Mills takes snapshot of generations
July 3, 2007
As memory fades, images and photographs are a reminder of the past. For Tom Mills, a landscape and action photographer, that has new meaning.
"My dad passed away not too long ago," Mills said.
That’s what, he said, motivated him in his new business. Not only does he continue to sell nature photographs, but he also utilizes Photoshop to create collages of old family photos that can go back generations. It’s like a family picture including great great grandparents on down to the recently born grandchildren.
"Folks can bring old photographs, slides or negatives, it doesn’t matter what format it is in," Mills said.
On his Web site, he has an example of the work he’s created called "Generation Road."
"I took a road and my family lines the road and it represents four generations and it goes back to my grandfather. I can arrange it any way they want, I just have to consult with them," Mills said.
Recommended Stories For You
He combines the collages with various scenes and backgrounds.
"We restore it and the next thing you know, we can put them in a chronological order to represent all those generations." Mills said. "It’s a great thing for older parents or grandparents, you pretty much have everything in that state of life and they get to look at the broad scope of all their family in one shot."
Mills also restores old photos that may be scratched or otherwise damaged and helps people store their photos digitally.
He found the importance of storing photos digitally after his house burned down in 1987 when someone burnt down a whole city block.
"I was out of town and the only thing I had left was the clothes I packed," Mills said. If you lose your house, you first make sure your family is safe, but the next thing people go for are photos, because they stimulate memories."
"If folks come to me," Mills continued, "I can digitalize them and store them in cyberspace, if they lose them, they know all their precious photos are in a database. I just have to convert them or digitalize them. They can either transfer it into the computer or have me transfer it in and restore it."
Because of the fire in 1987, he empathizes with those that have similar experiences. He mentioned specifically a man in Salt Lake whose house exploded from a gas leak.
"This is something I wanted to offer, after what I’ve been through and what I saw that guy go through.
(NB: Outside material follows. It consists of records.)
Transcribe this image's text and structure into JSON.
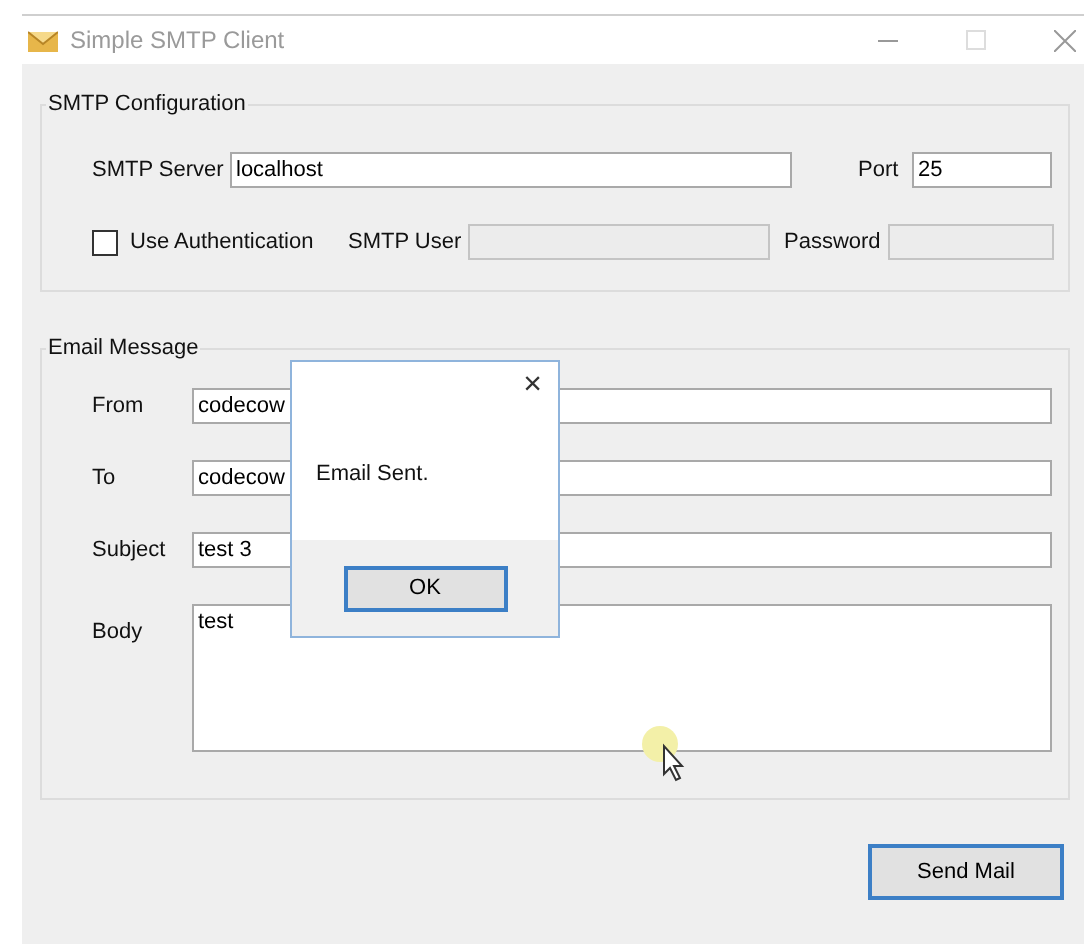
{
  "window": {
    "title": "Simple SMTP Client"
  },
  "smtp_configuration": {
    "title": "SMTP Configuration",
    "server_label": "SMTP Server",
    "server": "localhost",
    "port_label": "Port",
    "port": "25",
    "use_authentication": {
      "label": "Use Authentication",
      "checked": false
    },
    "user_label": "SMTP User",
    "password_label": "Password",
    "credentials_disabled": true
  },
  "email_message": {
    "title": "Email Message",
    "fields": [
      {
        "label": "From",
        "value": "codecow"
      },
      {
        "label": "To",
        "value": "codecow"
      },
      {
        "label": "Subject",
        "value": "test 3"
      }
    ],
    "body_label": "Body",
    "body": "test"
  },
  "send_button": "Send Mail",
  "dialog": {
    "message": "Email Sent.",
    "close": "×",
    "button": "OK"
  }
}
It can save them a lot of heartache down the road," Mills said.
He said other people can do their own work, if they know Photoshop and have a quality scanner.
"But not all folks have the ability to do that," Mills said. "If their stuff is already in photographic print or slides, they won’t have the technology unless they buy a nice, expensive scanner. Photoshop, it’s a complicated software to use.
His work can be seen every week at the Farmers Market, where he showcases his outdoor photos and collages, with his landscape photos, he emphasizes that he doesn’t doctor them up with Photoshop. His images capture the changing facets of nature.
"I like to be outside in then elements," Mills said. "I love to be outside during stormy weather. It’s that stormy weather, for me, it gives me the lighting I prefer and there’s something about that kind of weather that makes me feel more alive."
He tries to model his work after Ansel Adams.
"I use the zone system that Ansel Adams created," Mills said. "He broke down tones of black and white. When you look at any kind of landscape shot you have your shadows and your brights."
He’s worked for various magazines and makes use of his outdoor experience, especially kayaking to bring unique images to life.
"I have a huge stockpile of whitewater and snowboard shots," Mills said. "I’m going to commit a page to the men’s half-pipe."
Mills said photography and developing the collages is his passion.
"It’s science meets creativity," Mills said. "You have to use some of the science and the art side of your brain."